God can indeed hear our prayers. But there are times when He refuses to hear! “If I regard iniquity in my heart, the Lord will not hear me” (Psalm 66:18). “Behold, the LORD’s hand is not shortened, that it cannot save; neither his ear heavy, that it cannot hear: But your iniquities have separated between you and your God . . . that he will not hear” (Isaiah 59:1-2).

Yes, but if we ask anything according to His will (and this implies first living according to His will), “he heareth us: and . . . we know that we have the petitions that we desired of him” (1 John 5:14-15). HMM

God in the Form of Man

And she brought forth her first—born son, and wrapped him in swaddling clothes, and laid him in a manger; because there was no room for them in the inn. —Luke 2:7

So completely are we carried away by the excitement of this midwinter festival that we are apt to forget that its romantic appeal is the least significant thing about it. The theology of Christmas too easily gets lost under the gay wrappings, yet apart from its theological meaning it really has none at all. A half dozen doctrinally sound carols serve to keep alive the great deep truth of the Incarnation, but aside from these, popular Christmas music is void of any real lasting truth….

It does seem strange that so many persons become excited about Christmas and so few stop to inquire into its meaning; but I suppose this odd phenomenon is quite in harmony with our unfortunate human habit of magnifying trivialities and ignoring matters of greatest import….

The Christmas message, when stripped of its pagan overtones, is relatively simple: God is come to earth in the form of man.

Lord, don’t let me ever lose sight of the significance of the Incarnation.
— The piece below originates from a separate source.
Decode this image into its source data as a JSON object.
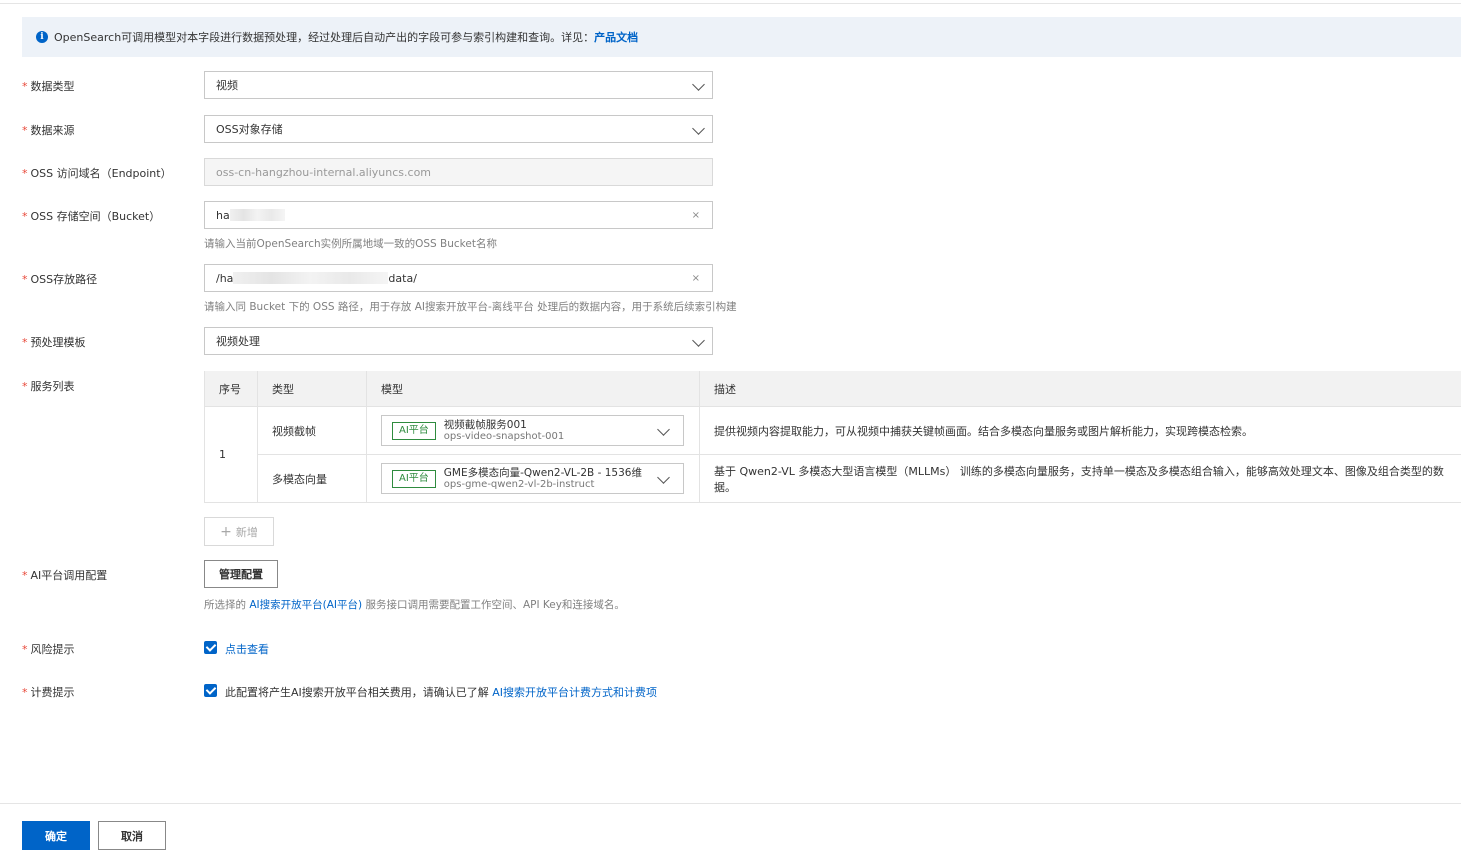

Thank You that in the fullness of the time You sent Your Son to die that I might have life. Amen.

Creator’s Handiwork

The heavens declare the glory of God; and the firmament sheweth his handywork (Psalm 19:1)

Reading my Bible, I am greatly impressed by the manner in which godly men of old revealed in their writings an intense love for every natural beauty around them. They saw nature as the handiwork of an all-powerful and all-glorious Creator!

The Old Testament is a marvelous rhapsody on the creation. Start with Moses, and when you get beyond the Levitical order you will find him soaring in his acute consciousness of the presence of God in all creation.

Go to the book of Job. In the closing section you will be amazed at the sublimity of the language describing the world around us. Then go to the Psalms, with David literally dancing with ecstatic delight as he gazes out upon the wonders of God's world. Go to Isaiah, where imagery is neither fanciful nor flighty but a presentation of the wonders of creation.

In our generation, how rarely we get into a situation where we can feel the impulses of nature communicated to us. We seldom have time to lift our eyes to look at God's heaven—except when we are wondering if we should wear our boots!

The Holy Ghost is no temporary gift

Without him we can do nothing, but by his almighty energy the most extraordinary results can be produced: everything depends upon his manifesting or concealing his power. Do we always look up to him both for our inner life and our outward service with the respectful dependence which is fitting? Do we not too often run before his call and act independently of his aid? Let us humble ourselves this day for past neglects, and now entreat the heavenly dew to rest upon us, the sacred oil to anoint us, the celestial flame to burn within us. The Holy Ghost is no temporary gift, he abides with the saints. We have but to seek him aright and he will be found of us.